Location, location, location efficiency.
- Carefully consider the location of your home. If you’re close to work, shopping and entertainment, you may not need a car. Without a car you would save money on gas, car insurance and maintenance, not to mention reduce pollution. If you’re thinking about moving further out, try to find something near public transportation and shopping.
Light up the house, not the electric bill.
- Replacing incandescent light bulbs with more energy efficient compact florescent light (CFL) bulbs will save you about $6 a year in electricity costs per bulb and more than $40 over its lifetime. According to ENERGY STAR, if every American home replaced just one light bulb, we would save enough energy to prevent 9 billion pounds of greenhouse gas emissions per year. Remember to recycle used CFL bulbs.
Some like it hot, hot, hot…or cold, cold, cold.
- Closely monitor your thermostat. Adjusting it just a few degrees while you’re out can save energy and money. You can make it easier by installing a programmable thermostat. Use fans and close the blinds during the warm months and let the sun in for natural warmth in the winter. Also, change your filter every three months.
How low can you go?
- One way to save water is by using low-flow toilets. The most cost-effective way to do this is to simply take a 1 liter plastic bottle, fill it with water and place it inside the tank. This will reduce your water use per flush. Another way to save water is placing an aerator on all of your faucets.
Make it mean-green-clean.
- Cleaning supplies can be expensive and are made with toxic chemicals. You can save money and the environment by making your own cleaning supplies. All you need are some basic household ingredients like vinegar, lemon juice, baking soda and borax to clean everything from windows to tile. Look online for recipes and suggestions.
Reduce, Reuse, Recycle!
- Sticking to this mantra can help you save money around the house. Use a rag instead of paper towels. Buy products in bulk, concentrate or refillable containers to reduce packaging waste. Look for products made from recycled content. And don’t forget to recycle!
Win-dos for your windows.
- There are a number of ways you can make your windows more energy efficient without replacing them. For better insulation from the weather you can caulk exterior joints, put shrink wrap on them or hang blackout curtains.
Fan the green flames.
- To keep your refrigerator running efficiently, keep the fan clean. The motor won’t have to work as hard if the fan is clear of debris.
- Houseplants are like living air-filters. English Ivy, rubber trees, peace lilies and red-edged dracaena can help clean the air and look pretty too.
Vampire energy is sucking you dry.

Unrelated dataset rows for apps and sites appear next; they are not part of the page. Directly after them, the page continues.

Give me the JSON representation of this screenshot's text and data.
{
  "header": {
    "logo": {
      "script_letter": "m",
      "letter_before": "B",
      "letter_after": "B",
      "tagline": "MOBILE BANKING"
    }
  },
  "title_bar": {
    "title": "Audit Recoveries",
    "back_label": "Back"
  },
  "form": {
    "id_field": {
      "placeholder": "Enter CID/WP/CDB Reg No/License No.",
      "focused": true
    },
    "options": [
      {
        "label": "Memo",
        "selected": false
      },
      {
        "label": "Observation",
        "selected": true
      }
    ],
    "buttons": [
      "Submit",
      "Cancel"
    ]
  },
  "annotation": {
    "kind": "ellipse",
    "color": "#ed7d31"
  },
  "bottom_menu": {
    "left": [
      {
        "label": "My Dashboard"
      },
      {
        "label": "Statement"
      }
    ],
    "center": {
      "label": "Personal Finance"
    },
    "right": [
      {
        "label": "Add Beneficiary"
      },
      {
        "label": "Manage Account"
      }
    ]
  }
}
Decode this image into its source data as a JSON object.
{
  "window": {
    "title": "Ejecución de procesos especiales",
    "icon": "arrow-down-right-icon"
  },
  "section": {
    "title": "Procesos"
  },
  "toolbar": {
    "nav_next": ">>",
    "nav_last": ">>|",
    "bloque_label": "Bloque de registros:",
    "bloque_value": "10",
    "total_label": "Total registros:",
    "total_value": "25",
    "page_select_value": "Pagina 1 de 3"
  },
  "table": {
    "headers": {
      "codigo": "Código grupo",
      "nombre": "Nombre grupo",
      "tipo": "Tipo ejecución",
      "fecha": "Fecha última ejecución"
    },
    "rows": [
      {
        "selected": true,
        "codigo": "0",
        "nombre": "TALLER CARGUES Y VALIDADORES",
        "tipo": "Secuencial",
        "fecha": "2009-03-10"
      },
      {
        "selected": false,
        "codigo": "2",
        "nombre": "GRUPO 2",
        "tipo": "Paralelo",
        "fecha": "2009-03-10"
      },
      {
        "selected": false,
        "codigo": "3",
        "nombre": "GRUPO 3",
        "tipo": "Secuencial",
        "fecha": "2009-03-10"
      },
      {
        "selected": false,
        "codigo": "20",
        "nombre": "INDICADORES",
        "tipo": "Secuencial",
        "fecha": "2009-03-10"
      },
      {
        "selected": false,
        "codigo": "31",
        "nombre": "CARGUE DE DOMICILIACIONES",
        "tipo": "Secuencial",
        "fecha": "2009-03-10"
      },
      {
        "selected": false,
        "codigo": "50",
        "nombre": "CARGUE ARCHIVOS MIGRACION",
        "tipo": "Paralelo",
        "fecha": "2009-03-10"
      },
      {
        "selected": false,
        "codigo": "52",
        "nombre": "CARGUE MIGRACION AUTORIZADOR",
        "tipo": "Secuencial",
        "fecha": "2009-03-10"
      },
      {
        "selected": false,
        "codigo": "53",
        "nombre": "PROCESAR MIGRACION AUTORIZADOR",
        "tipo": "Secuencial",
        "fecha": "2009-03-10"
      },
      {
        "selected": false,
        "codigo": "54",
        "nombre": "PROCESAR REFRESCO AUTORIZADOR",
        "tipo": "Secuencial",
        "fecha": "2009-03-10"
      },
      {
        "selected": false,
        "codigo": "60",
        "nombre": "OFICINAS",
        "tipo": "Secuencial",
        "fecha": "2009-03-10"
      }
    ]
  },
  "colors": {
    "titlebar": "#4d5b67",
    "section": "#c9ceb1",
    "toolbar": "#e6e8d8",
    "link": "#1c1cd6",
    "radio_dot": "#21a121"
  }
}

- On or off, anything plugged into the wall sucks energy. Vampire power costs U.S. consumers more than $3 billion a year, according to the U.S. Energy Information Administration. Unplug your electronics and appliances when they're not in use.